But here we run into the main problem with this debate. Injury avoidance, the main benefit to resting Cutler, Forte, Marshall, and more, would be invisible. We would never be able to know if they would have been injured during the game. Resting players certainly protects them from the chance of injury, but that decision is not without collateral damage in the form of lost game time. It seems to me that it is very hard to replicate game-like conditions for football. Basketball players can and do scrimmage full speed, baseball players take live batting practice and infield, golfers golf. (Last one was a joke.) Football practices are necessarily limited, due to injury fears. But football is also a very intricate team sport; there are so many moving parts on each play, on both sides of the ball, and everyone must be in sync. That’s what makes it great, of course. But that sort of complexity requires practice, and it’s impossible to simulate the speed and intensity of a playoff-like game at a walkthrough on a Thursday. (Caveat: I’ve never played.) To ask Jay Cutler to sit out five weeks, play one game, sit out another two weeks (calendar time) and then play one of the most important games of his career would seem like a borderline-unfair request.
But, back to the injury problem: if Matt Forte or Brandon Marshall or Cutler himself were to be injured during a relatively meaningless game, the backlash would be swift, severe, and not entirely unwarranted. I know I would have to think very hard about the risk/reward analysis. This isn’t a new thing, of course; the Colts rested their starters in 2009, giving up a chance at a perfect season. They made the Super Bowl anyway, but lost to the Saints. (One of the odder things about that playoff run for Indy: organizationally they’d decided that resting starters was the smart thing to do, but Dwight Freeney was still playing late in a blowout AFC Championship game victory. He severely sprained his ankle and was heavily limited in the Super Bowl.) The Packers rested players in 2011, and lost their first playoff game to the Giants (that Giants team beat the Packers and the Patriots en route to the Super Bowl. I was a big fan of theirs that post-season.) And my favorite game to feature an element of this debate was in 2007, when the Patriots were gunning for an undefeated season and the Giants played their starters in an effort to stop them. Neither team had anything to play for (except 16-0) but both ended up making the Super Bowl. (I liked that Giants team even more than the 2011 Giants team.)
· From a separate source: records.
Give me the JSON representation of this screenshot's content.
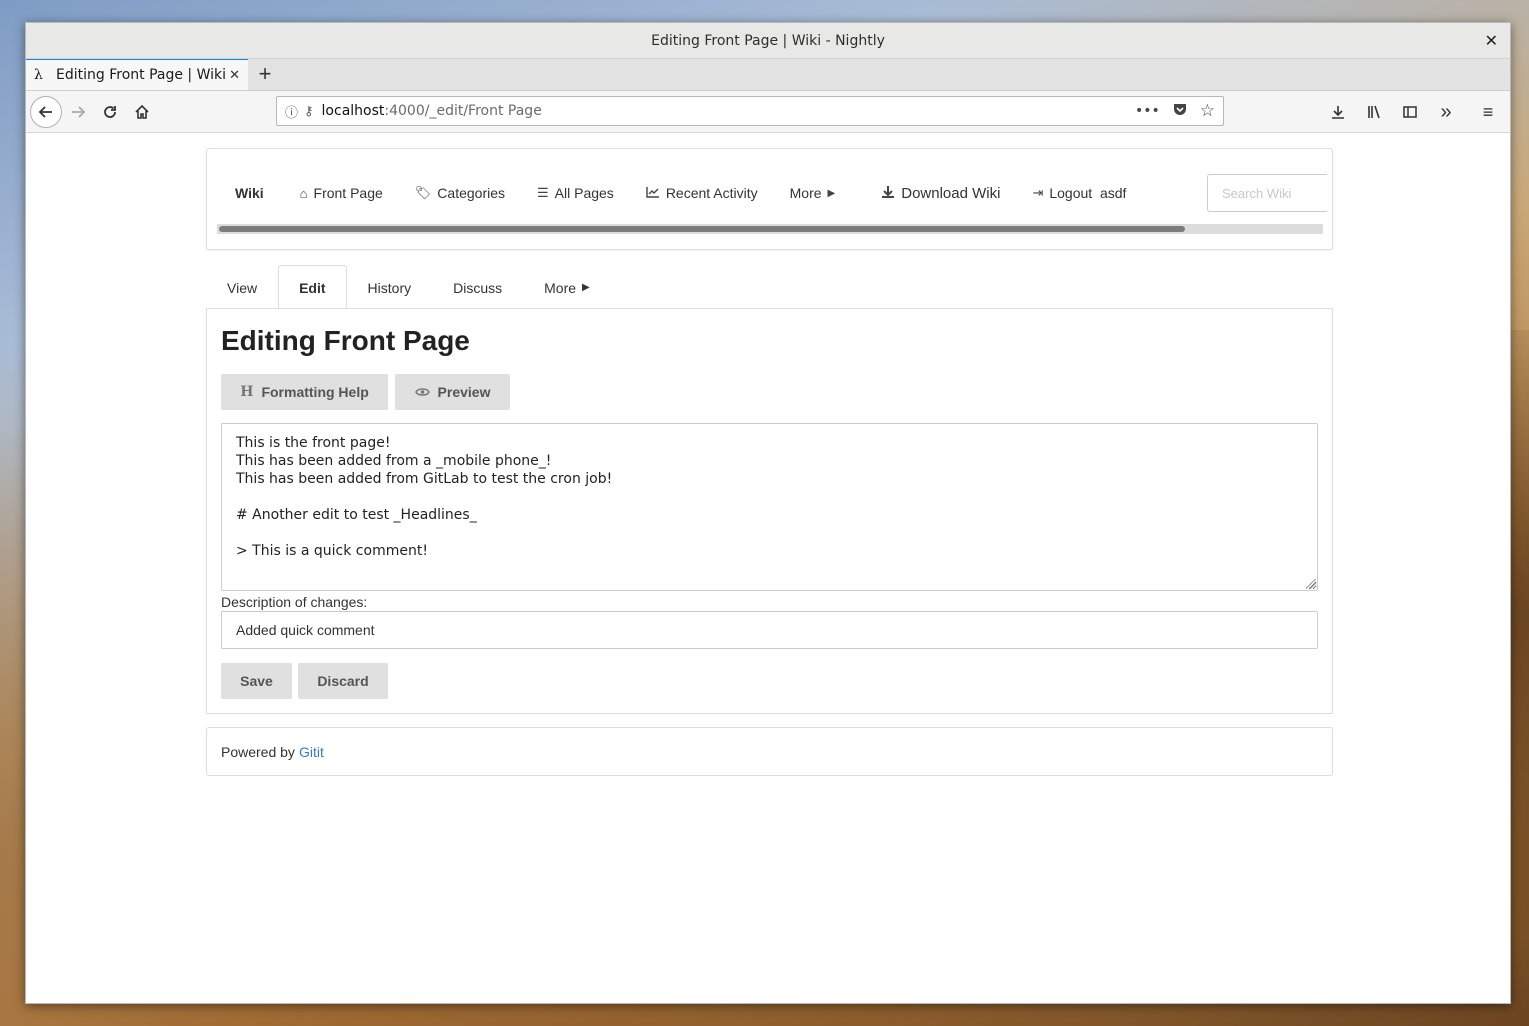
{
  "window": {
    "title": "Editing Front Page | Wiki - Nightly",
    "close_glyph": "✕"
  },
  "browser": {
    "tab_title": "Editing Front Page | Wiki",
    "tab_favicon": "λ",
    "url_host": "localhost",
    "url_rest": ":4000/_edit/Front Page"
  },
  "wiki_nav": {
    "brand": "Wiki",
    "items": [
      {
        "label": "Front Page",
        "icon": "home-icon"
      },
      {
        "label": "Categories",
        "icon": "tags-icon"
      },
      {
        "label": "All Pages",
        "icon": "list-icon"
      },
      {
        "label": "Recent Activity",
        "icon": "chart-icon"
      },
      {
        "label": "More",
        "icon": "caret-right-icon"
      },
      {
        "label": "Download Wiki",
        "icon": "download-icon"
      },
      {
        "label": "Logout  asdf",
        "icon": "logout-icon"
      }
    ],
    "search_placeholder": "Search Wiki"
  },
  "page_tabs": [
    "View",
    "Edit",
    "History",
    "Discuss",
    "More"
  ],
  "editor": {
    "heading": "Editing Front Page",
    "formatting_help_label": "Formatting Help",
    "preview_label": "Preview",
    "content": "This is the front page!\nThis has been added from a _mobile phone_!\nThis has been added from GitLab to test the cron job!\n\n# Another edit to test _Headlines_\n\n> This is a quick comment!",
    "description_label": "Description of changes:",
    "description_value": "Added quick comment",
    "save_label": "Save",
    "discard_label": "Discard"
  },
  "footer": {
    "prefix": "Powered by",
    "link_label": "Gitit"
  }
}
So what should the Bears do, either this week or next, if the game’s outcome becomes meaningless? I think regardless of other outcomes this weekend, the Bears should play to win the game in Philadelphia. I think playoff seeding is important, this year especially. And I think bringing Cutler back into the fold is also vital. But if the game is out of hand one way or the other, I would certainly consider pulling some key players in the second half. But if the things break Chicago’s way, and the Bears clinch the division this weekend, I think the equation changes for the Green Bay game. In that case, with the division decided and seeding set, it would make more sense to limit the action for some starting players. I think Cutler would play a few series, maybe even a half, and I would applaud that. But I would have no qualms with pulling starters at some point in the game, even if it happened early.
In any case, it’s a good problem to have. I’m happy that the Bears have done enough to be in this position as the season winds down. These debates are more enjoyable than the ones we’d be having if they were 5-9 right now.